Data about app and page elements
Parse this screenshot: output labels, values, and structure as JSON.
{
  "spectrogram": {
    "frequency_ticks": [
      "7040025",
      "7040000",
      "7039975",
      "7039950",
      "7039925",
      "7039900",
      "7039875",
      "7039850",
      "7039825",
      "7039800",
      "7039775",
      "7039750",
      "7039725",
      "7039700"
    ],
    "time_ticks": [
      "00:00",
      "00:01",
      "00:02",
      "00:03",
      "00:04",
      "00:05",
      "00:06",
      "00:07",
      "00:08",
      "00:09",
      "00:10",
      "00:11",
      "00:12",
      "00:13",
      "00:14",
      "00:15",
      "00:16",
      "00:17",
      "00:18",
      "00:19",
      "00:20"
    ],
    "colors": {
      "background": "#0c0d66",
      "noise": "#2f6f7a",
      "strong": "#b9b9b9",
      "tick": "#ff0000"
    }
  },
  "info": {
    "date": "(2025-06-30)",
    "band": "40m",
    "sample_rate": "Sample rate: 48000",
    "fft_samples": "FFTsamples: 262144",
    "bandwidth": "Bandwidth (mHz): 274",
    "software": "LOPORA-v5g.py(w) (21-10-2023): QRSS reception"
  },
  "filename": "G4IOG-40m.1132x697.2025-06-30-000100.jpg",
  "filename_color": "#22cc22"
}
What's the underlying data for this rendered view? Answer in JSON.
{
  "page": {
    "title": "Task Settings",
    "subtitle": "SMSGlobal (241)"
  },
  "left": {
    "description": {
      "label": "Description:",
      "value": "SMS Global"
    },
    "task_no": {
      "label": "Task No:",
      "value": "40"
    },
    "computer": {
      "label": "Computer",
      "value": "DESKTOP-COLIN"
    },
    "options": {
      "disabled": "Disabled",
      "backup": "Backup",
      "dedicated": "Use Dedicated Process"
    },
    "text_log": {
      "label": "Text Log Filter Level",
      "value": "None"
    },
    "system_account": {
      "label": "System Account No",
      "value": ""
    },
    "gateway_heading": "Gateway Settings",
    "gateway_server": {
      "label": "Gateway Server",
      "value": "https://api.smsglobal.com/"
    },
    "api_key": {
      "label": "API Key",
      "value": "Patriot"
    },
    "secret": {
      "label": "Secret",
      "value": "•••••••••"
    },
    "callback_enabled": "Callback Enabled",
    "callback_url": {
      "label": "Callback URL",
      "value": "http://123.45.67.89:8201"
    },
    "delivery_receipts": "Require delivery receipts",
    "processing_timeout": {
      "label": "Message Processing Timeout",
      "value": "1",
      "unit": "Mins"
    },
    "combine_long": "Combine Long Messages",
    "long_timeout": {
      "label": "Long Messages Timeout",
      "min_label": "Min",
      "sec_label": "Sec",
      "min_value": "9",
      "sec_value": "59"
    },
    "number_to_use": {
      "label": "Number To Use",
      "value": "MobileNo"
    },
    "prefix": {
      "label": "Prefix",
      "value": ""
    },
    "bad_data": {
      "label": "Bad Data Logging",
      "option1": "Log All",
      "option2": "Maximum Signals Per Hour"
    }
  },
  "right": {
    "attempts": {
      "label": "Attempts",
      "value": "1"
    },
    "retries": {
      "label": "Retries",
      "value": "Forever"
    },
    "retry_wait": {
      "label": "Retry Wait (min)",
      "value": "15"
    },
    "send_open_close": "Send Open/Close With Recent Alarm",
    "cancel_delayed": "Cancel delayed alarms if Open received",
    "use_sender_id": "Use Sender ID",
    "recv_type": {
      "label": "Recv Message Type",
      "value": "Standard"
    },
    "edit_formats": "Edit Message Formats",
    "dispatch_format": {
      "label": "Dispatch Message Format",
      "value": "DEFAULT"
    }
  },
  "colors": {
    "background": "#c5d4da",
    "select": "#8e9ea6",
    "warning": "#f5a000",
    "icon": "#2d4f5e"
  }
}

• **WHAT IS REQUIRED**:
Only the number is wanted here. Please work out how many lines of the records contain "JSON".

• **SOLUTION FOR THIS PROBLEM**:
2